Are Food Shortages Causing Another Health Crisis?

Food insecurity isn't a new problem, but following five years of stability, it became increasingly pervasive in 2020, according to ReliefWeb. In an August 2020 letter to the editor of the Journal, Trends in Food Science & Technology, Professor David de Paulo Farias, a faculty member in the Departments of Food Science and Food Engineering at Brazil's University of Campinas, pointed out what many of us now understand as a truism – which is that the pandemic and its related lockdowns wreaked "serious economic damage and threatened the availability of food in the world."

Although significant progress has been made in containing COVID-19, lockdowns continue to disrupt the global economy (via Financial Times), with ReliefWeb predicting that by 2030, another 30 million people across the globe may be facing hunger than would have "had the pandemic not occurred." Further, Russia's military aggression in Ukraine, which began in February 2022, has exacerbated the problem by disrupting the food supply chain, one of the effects of which is to create food shortages, which inflate global food prices and make food less accessible to more people, per Reuters. Then, of course, there's climate change, which Action Against Hunger identifies as one of the top three factors contributing to world hunger. 

With 25,000 people dying daily from hunger, according to the United Nations, continuing food shortages clearly pose a threat to global health, per se. But they also set the scene for a global health crisis of a different kind.

Food shortages are part of a vicious cycle

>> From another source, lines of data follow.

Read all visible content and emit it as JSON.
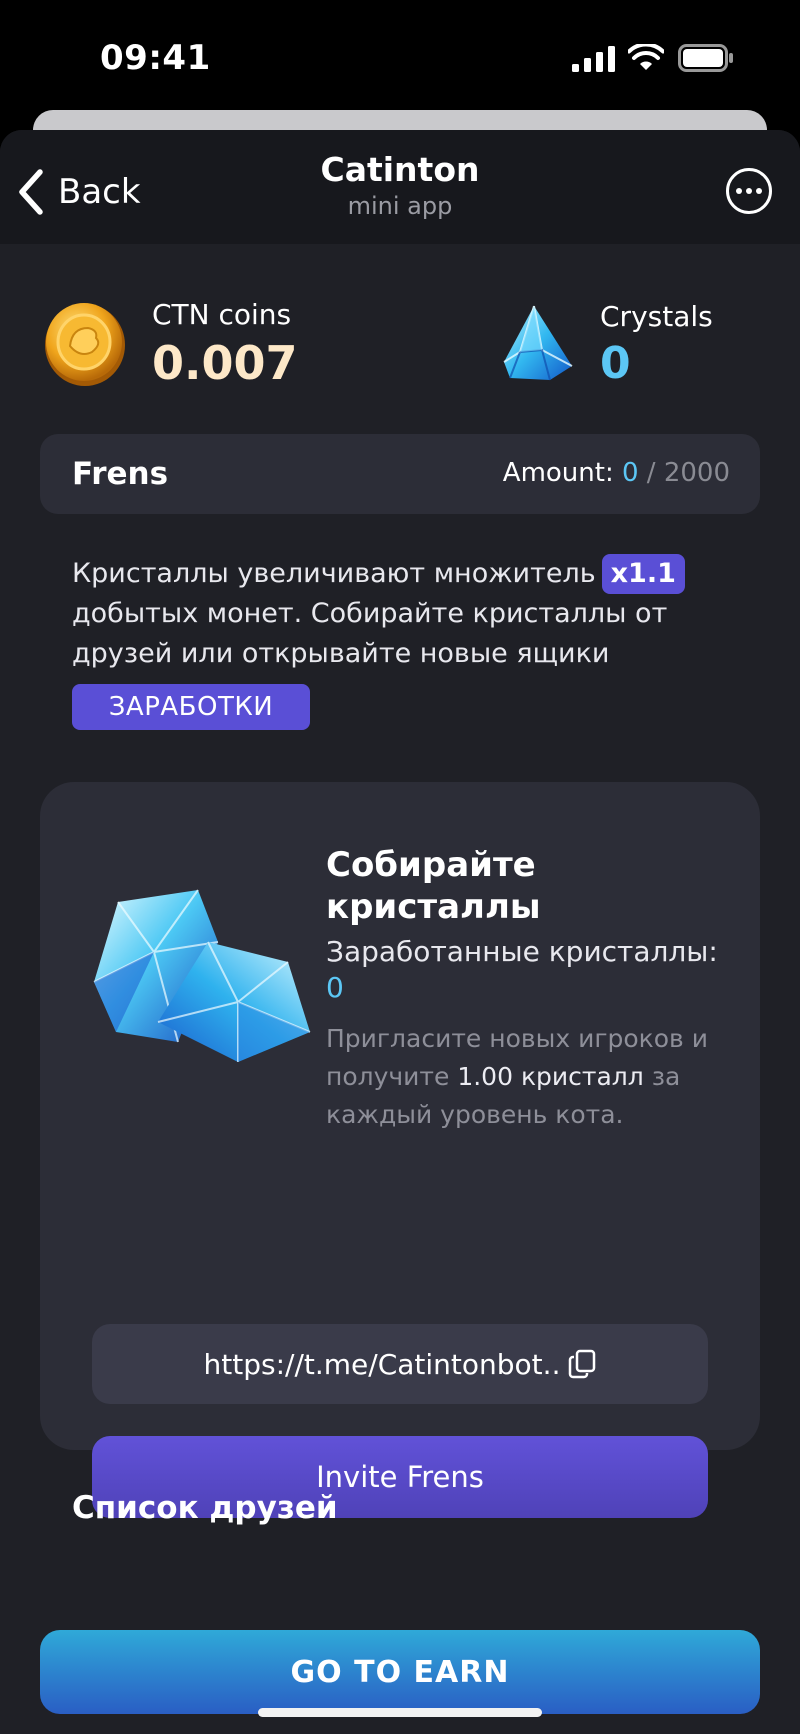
{
  "status_bar": {
    "time": "09:41",
    "icons": [
      "signal-icon",
      "wifi-icon",
      "battery-icon"
    ]
  },
  "header": {
    "back_label": "Back",
    "title": "Catinton",
    "subtitle": "mini app"
  },
  "balances": {
    "coins_label": "CTN coins",
    "coins_value": "0.007",
    "crystals_label": "Crystals",
    "crystals_value": "0"
  },
  "frens": {
    "title": "Frens",
    "amount_label": "Amount: ",
    "amount_current": "0",
    "amount_separator": " / ",
    "amount_max": "2000"
  },
  "info": {
    "text_before": "Кристаллы увеличивают множитель",
    "multiplier": "x1.1",
    "text_after": "добытых монет. Собирайте кристаллы от друзей или открывайте новые ящики",
    "earn_link": "ЗАРАБОТКИ"
  },
  "collect": {
    "title": "Собирайте кристаллы",
    "earned_label": "Заработанные кристаллы: ",
    "earned_value": "0",
    "desc_before": "Пригласите новых игроков и получите ",
    "desc_highlight": "1.00 кристалл",
    "desc_after": " за каждый уровень кота.",
    "referral_link": "https://t.me/Catintonbot..",
    "invite_button": "Invite Frens"
  },
  "friends": {
    "title": "Список друзей"
  },
  "footer": {
    "go_earn_label": "GO TO EARN"
  },
  "colors": {
    "background": "#1f2026",
    "card": "#2c2d37",
    "accent_purple": "#5a4fd6",
    "accent_cyan": "#5cc7f5",
    "coin_value": "#fde8c8"
  }
}
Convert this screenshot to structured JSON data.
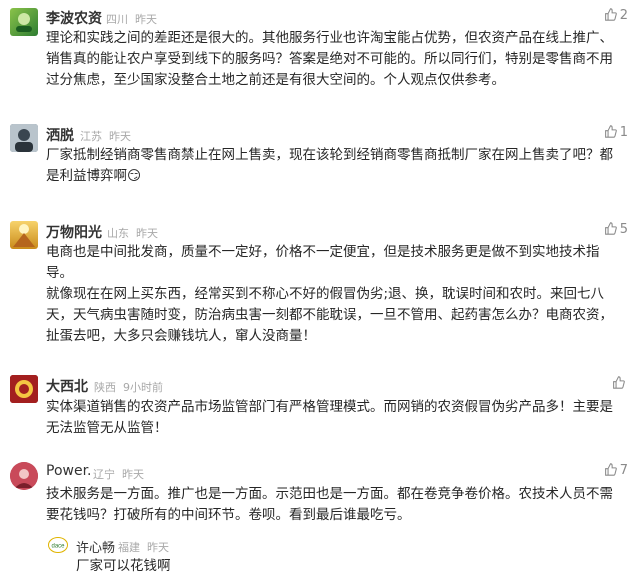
{
  "comments": [
    {
      "user": "李波农资",
      "location": "四川",
      "time": "昨天",
      "likes": "2",
      "lines": [
        "理论和实践之间的差距还是很大的。其他服务行业也许淘宝能占优势，但农资产品在线上推广、",
        "销售真的能让农户享受到线下的服务吗？答案是绝对不可能的。所以同行们，特别是零售商不用",
        "过分焦虑，至少国家没整合土地之前还是有很大空间的。个人观点仅供参考。"
      ]
    },
    {
      "user": "洒脱",
      "location": "江苏",
      "time": "昨天",
      "likes": "1",
      "lines": [
        "厂家抵制经销商零售商禁止在网上售卖，现在该轮到经销商零售商抵制厂家在网上售卖了吧？都",
        "是利益博弈啊😏"
      ]
    },
    {
      "user": "万物阳光",
      "location": "山东",
      "time": "昨天",
      "likes": "5",
      "lines": [
        "电商也是中间批发商，质量不一定好，价格不一定便宜，但是技术服务更是做不到实地技术指",
        "导。",
        "就像现在在网上买东西，经常买到不称心不好的假冒伪劣;退、换，耽误时间和农时。来回七八",
        "天，天气病虫害随时变，防治病虫害一刻都不能耽误，一旦不管用、起药害怎么办？电商农资，",
        "扯蛋去吧，大多只会赚钱坑人，窜人没商量！"
      ]
    },
    {
      "user": "大西北",
      "location": "陕西",
      "time": "9小时前",
      "likes": "",
      "lines": [
        "实体渠道销售的农资产品市场监管部门有严格管理模式。而网销的农资假冒伪劣产品多！主要是",
        "无法监管无从监管！"
      ]
    },
    {
      "user": "Power.",
      "location": "辽宁",
      "time": "昨天",
      "likes": "7",
      "lines": [
        "技术服务是一方面。推广也是一方面。示范田也是一方面。都在卷竞争卷价格。农技术人员不需",
        "要花钱吗？打破所有的中间环节。卷呗。看到最后谁最吃亏。"
      ],
      "reply": {
        "logo_text": "dace",
        "user": "许心畅",
        "location": "福建",
        "time": "昨天",
        "lines": [
          "厂家可以花钱啊"
        ]
      }
    }
  ],
  "colors": {
    "meta": "#a8a8a8",
    "text": "#262626",
    "like": "#8a8a8a"
  }
}
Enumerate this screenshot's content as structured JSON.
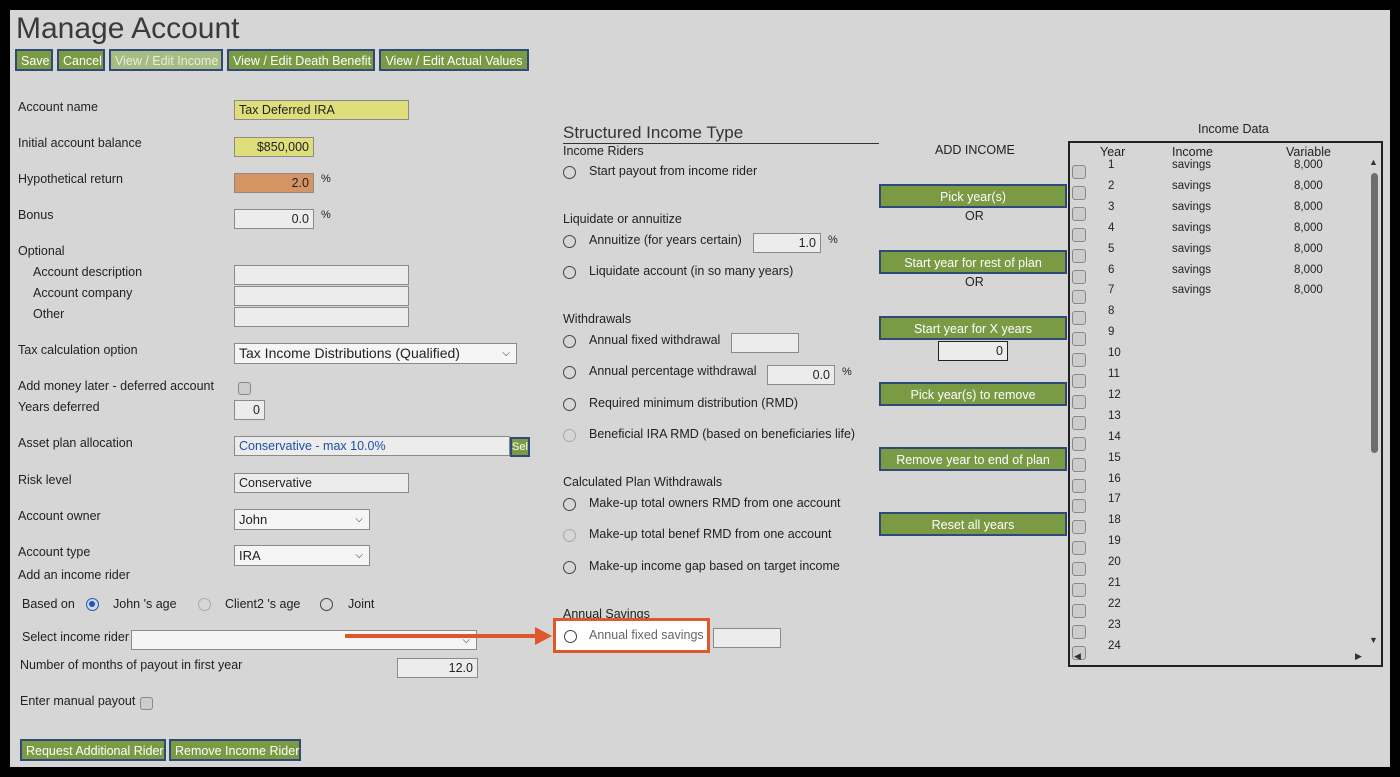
{
  "page": {
    "title": "Manage Account"
  },
  "toolbar": {
    "save": "Save",
    "cancel": "Cancel",
    "view_edit_income": "View / Edit Income",
    "view_edit_death_benefit": "View / Edit Death Benefit",
    "view_edit_actual_values": "View / Edit Actual Values"
  },
  "form": {
    "account_name_label": "Account name",
    "account_name_value": "Tax Deferred IRA",
    "initial_balance_label": "Initial account balance",
    "initial_balance_value": "$850,000",
    "hypothetical_return_label": "Hypothetical return",
    "hypothetical_return_value": "2.0",
    "bonus_label": "Bonus",
    "bonus_value": "0.0",
    "percent": "%",
    "optional_label": "Optional",
    "account_description_label": "Account description",
    "account_company_label": "Account company",
    "other_label": "Other",
    "tax_calc_label": "Tax calculation option",
    "tax_calc_value": "Tax Income Distributions (Qualified)",
    "add_money_later_label": "Add money later - deferred account",
    "years_deferred_label": "Years deferred",
    "years_deferred_value": "0",
    "asset_plan_label": "Asset plan allocation",
    "asset_plan_value": "Conservative - max 10.0%",
    "asset_plan_button": "Sel",
    "risk_level_label": "Risk level",
    "risk_level_value": "Conservative",
    "account_owner_label": "Account owner",
    "account_owner_value": "John",
    "account_type_label": "Account type",
    "account_type_value": "IRA",
    "add_income_rider_label": "Add an income rider",
    "based_on_label": "Based on",
    "based_on_john": "John 's age",
    "based_on_client2": "Client2 's age",
    "based_on_joint": "Joint",
    "select_income_rider_label": "Select income rider",
    "months_payout_label": "Number of months of payout in first year",
    "months_payout_value": "12.0",
    "manual_payout_label": "Enter manual payout",
    "request_rider_button": "Request Additional Rider",
    "remove_rider_button": "Remove Income Rider"
  },
  "structured": {
    "title": "Structured Income Type",
    "income_riders_heading": "Income Riders",
    "start_payout": "Start payout from income rider",
    "liquidate_heading": "Liquidate or annuitize",
    "annuitize": "Annuitize (for years certain)",
    "annuitize_value": "1.0",
    "liquidate_account": "Liquidate account (in so many years)",
    "withdrawals_heading": "Withdrawals",
    "annual_fixed_withdrawal": "Annual fixed withdrawal",
    "annual_percentage_withdrawal": "Annual percentage withdrawal",
    "annual_percentage_value": "0.0",
    "rmd": "Required minimum distribution (RMD)",
    "beneficial_rmd": "Beneficial IRA RMD (based on beneficiaries life)",
    "calculated_heading": "Calculated Plan Withdrawals",
    "makeup_owners_rmd": "Make-up total owners RMD from one account",
    "makeup_benef_rmd": "Make-up total benef RMD from one account",
    "makeup_income_gap": "Make-up income gap based on target income",
    "annual_savings_heading": "Annual Savings",
    "annual_fixed_savings": "Annual fixed savings",
    "percent": "%"
  },
  "add_income": {
    "title": "ADD INCOME",
    "pick_years": "Pick year(s)",
    "or1": "OR",
    "start_year_rest": "Start year for rest of plan",
    "or2": "OR",
    "start_year_x": "Start year for X years",
    "x_years_value": "0",
    "pick_years_remove": "Pick year(s) to remove",
    "remove_year_end": "Remove year to end of plan",
    "reset_all": "Reset all years"
  },
  "income_data": {
    "title": "Income Data",
    "headers": {
      "year": "Year",
      "income": "Income",
      "variable": "Variable"
    },
    "rows": [
      {
        "year": "1",
        "income": "savings",
        "variable": "8,000"
      },
      {
        "year": "2",
        "income": "savings",
        "variable": "8,000"
      },
      {
        "year": "3",
        "income": "savings",
        "variable": "8,000"
      },
      {
        "year": "4",
        "income": "savings",
        "variable": "8,000"
      },
      {
        "year": "5",
        "income": "savings",
        "variable": "8,000"
      },
      {
        "year": "6",
        "income": "savings",
        "variable": "8,000"
      },
      {
        "year": "7",
        "income": "savings",
        "variable": "8,000"
      },
      {
        "year": "8",
        "income": "",
        "variable": ""
      },
      {
        "year": "9",
        "income": "",
        "variable": ""
      },
      {
        "year": "10",
        "income": "",
        "variable": ""
      },
      {
        "year": "11",
        "income": "",
        "variable": ""
      },
      {
        "year": "12",
        "income": "",
        "variable": ""
      },
      {
        "year": "13",
        "income": "",
        "variable": ""
      },
      {
        "year": "14",
        "income": "",
        "variable": ""
      },
      {
        "year": "15",
        "income": "",
        "variable": ""
      },
      {
        "year": "16",
        "income": "",
        "variable": ""
      },
      {
        "year": "17",
        "income": "",
        "variable": ""
      },
      {
        "year": "18",
        "income": "",
        "variable": ""
      },
      {
        "year": "19",
        "income": "",
        "variable": ""
      },
      {
        "year": "20",
        "income": "",
        "variable": ""
      },
      {
        "year": "21",
        "income": "",
        "variable": ""
      },
      {
        "year": "22",
        "income": "",
        "variable": ""
      },
      {
        "year": "23",
        "income": "",
        "variable": ""
      },
      {
        "year": "24",
        "income": "",
        "variable": ""
      }
    ]
  },
  "colors": {
    "button_green": "#7a9a44",
    "button_border": "#2f4a78",
    "highlight_yellow": "#dede7a",
    "return_orange": "#d49464",
    "callout_orange": "#e0572b"
  }
}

The global food supply chain is a "complex network." However, one of the world's leading public health ministers, Peter Sands, the executive director of the Global Fund to Fight Aids, Tuberculosis and Malaria, has now gone on record with his assertion that Russia's military aggression in Ukraine, alone, has damaged that supply chain enough to ignite a whole new health crisis – one that goes beyond hunger, itself, according to AFP, via Barron's.  

"Food shortages work in two ways," Sands told Reuters. "One is you have the tragedy of people actually starving to death. But second is you have the fact that often much larger numbers of people are poorly nourished, and that makes them more vulnerable to existing diseases," he said. And he's not talking about the diseases that are most commonly associated with malnutrition, such as anemia, per Paras Hospitals. Nor is he talking about a novel pathogen like avian flu, the latter of which, itself, has contributed to a steep rise in the price of eggs.

Rather, he's referring to diseases such as tuberculosis, which disproportionately affect the hungry, per the academic journal, Lung India. TB has been on the rise, according to Sands, who maintains mitigation requires governments to do a better job addressing world hunger. A 2014 study out of the University of Toronto would appear to concur, per ScienceDaily. If left unaddressed, further food shortages could result, according to Professor David de Paulo Farias.